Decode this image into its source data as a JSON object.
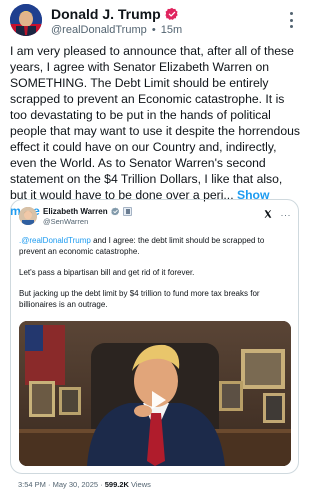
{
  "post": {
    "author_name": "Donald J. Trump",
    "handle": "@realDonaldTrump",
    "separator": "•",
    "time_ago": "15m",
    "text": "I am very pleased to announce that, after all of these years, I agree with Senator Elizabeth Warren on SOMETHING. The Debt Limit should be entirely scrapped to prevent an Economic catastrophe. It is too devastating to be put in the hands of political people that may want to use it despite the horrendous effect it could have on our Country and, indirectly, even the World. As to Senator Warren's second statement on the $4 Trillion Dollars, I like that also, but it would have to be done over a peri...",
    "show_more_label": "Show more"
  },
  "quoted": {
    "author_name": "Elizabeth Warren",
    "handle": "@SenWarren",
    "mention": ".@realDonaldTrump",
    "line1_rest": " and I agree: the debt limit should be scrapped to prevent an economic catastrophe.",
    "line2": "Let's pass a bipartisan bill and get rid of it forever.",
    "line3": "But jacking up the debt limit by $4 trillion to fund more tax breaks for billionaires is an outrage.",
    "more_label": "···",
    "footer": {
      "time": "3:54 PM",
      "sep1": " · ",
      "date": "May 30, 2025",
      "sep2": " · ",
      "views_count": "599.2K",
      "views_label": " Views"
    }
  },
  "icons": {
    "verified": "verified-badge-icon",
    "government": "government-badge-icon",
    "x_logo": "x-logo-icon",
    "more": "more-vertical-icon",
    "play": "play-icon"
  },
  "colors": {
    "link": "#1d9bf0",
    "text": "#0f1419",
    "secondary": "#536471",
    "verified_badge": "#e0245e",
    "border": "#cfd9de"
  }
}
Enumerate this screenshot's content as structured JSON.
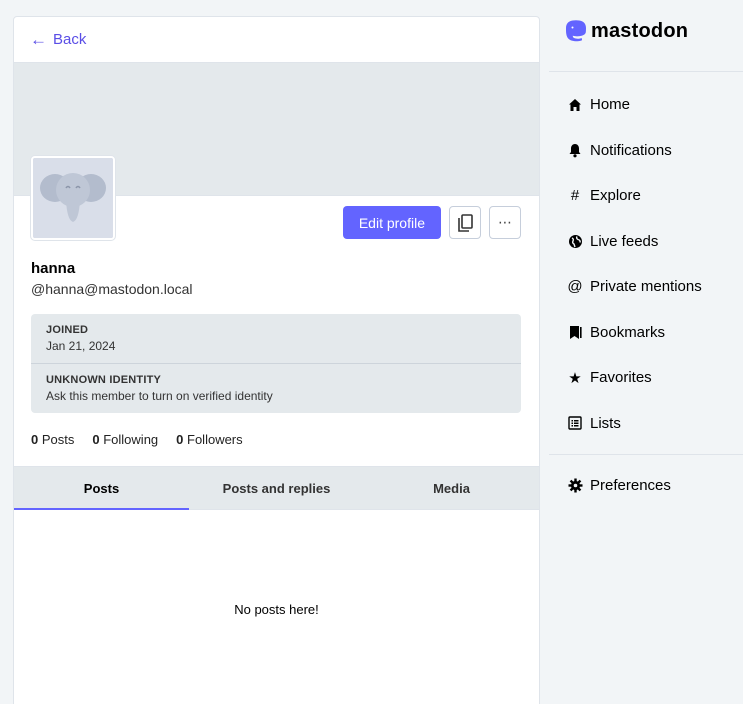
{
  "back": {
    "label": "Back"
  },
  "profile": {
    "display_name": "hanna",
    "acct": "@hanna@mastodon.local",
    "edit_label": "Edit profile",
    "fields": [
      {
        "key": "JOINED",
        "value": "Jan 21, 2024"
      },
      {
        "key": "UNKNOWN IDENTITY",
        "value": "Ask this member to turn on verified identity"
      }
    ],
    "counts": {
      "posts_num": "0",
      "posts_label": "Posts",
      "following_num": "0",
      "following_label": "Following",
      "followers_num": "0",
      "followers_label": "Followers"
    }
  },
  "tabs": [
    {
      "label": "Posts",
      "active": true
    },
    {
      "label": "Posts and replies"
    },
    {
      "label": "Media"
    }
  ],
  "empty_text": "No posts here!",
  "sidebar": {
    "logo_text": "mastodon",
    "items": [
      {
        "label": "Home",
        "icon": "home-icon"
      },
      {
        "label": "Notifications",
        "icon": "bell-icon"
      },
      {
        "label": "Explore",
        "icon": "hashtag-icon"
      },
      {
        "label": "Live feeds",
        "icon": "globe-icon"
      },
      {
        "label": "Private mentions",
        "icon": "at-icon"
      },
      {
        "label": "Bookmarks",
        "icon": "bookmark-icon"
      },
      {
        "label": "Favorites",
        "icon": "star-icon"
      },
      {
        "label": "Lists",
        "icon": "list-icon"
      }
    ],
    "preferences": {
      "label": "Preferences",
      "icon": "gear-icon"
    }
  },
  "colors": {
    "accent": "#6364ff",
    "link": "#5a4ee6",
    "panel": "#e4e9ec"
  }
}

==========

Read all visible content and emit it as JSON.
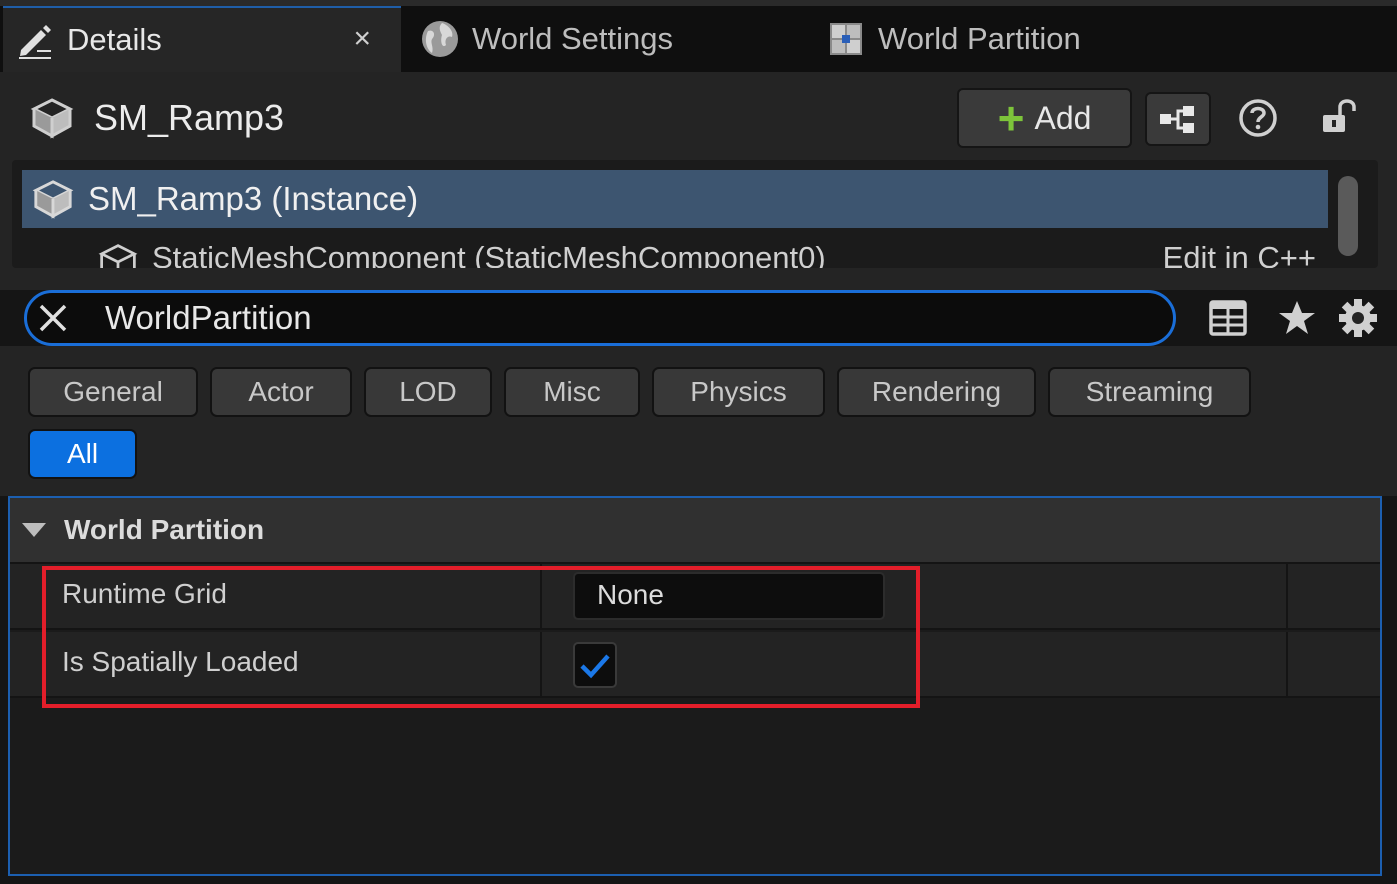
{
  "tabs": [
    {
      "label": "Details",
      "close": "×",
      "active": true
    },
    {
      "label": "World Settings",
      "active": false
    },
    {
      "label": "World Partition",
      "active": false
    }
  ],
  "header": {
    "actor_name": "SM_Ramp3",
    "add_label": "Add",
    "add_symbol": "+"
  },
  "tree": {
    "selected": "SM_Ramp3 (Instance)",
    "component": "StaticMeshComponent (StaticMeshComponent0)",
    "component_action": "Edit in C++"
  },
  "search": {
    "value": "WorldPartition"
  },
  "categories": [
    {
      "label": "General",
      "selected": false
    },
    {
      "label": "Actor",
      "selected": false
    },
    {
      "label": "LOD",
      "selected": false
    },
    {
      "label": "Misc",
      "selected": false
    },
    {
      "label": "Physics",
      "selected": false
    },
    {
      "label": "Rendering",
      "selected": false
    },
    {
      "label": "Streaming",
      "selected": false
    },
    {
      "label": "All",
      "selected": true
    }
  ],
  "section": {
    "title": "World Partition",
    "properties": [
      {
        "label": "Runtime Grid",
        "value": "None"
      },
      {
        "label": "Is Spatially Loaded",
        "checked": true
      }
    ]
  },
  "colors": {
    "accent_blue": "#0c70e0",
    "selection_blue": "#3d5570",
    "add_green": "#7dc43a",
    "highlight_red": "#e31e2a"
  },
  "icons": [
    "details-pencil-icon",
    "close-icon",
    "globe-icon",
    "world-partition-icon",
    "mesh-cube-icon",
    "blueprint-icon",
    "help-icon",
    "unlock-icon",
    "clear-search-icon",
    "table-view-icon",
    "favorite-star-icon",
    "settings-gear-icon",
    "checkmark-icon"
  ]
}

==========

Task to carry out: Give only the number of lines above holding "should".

Expected answer: 2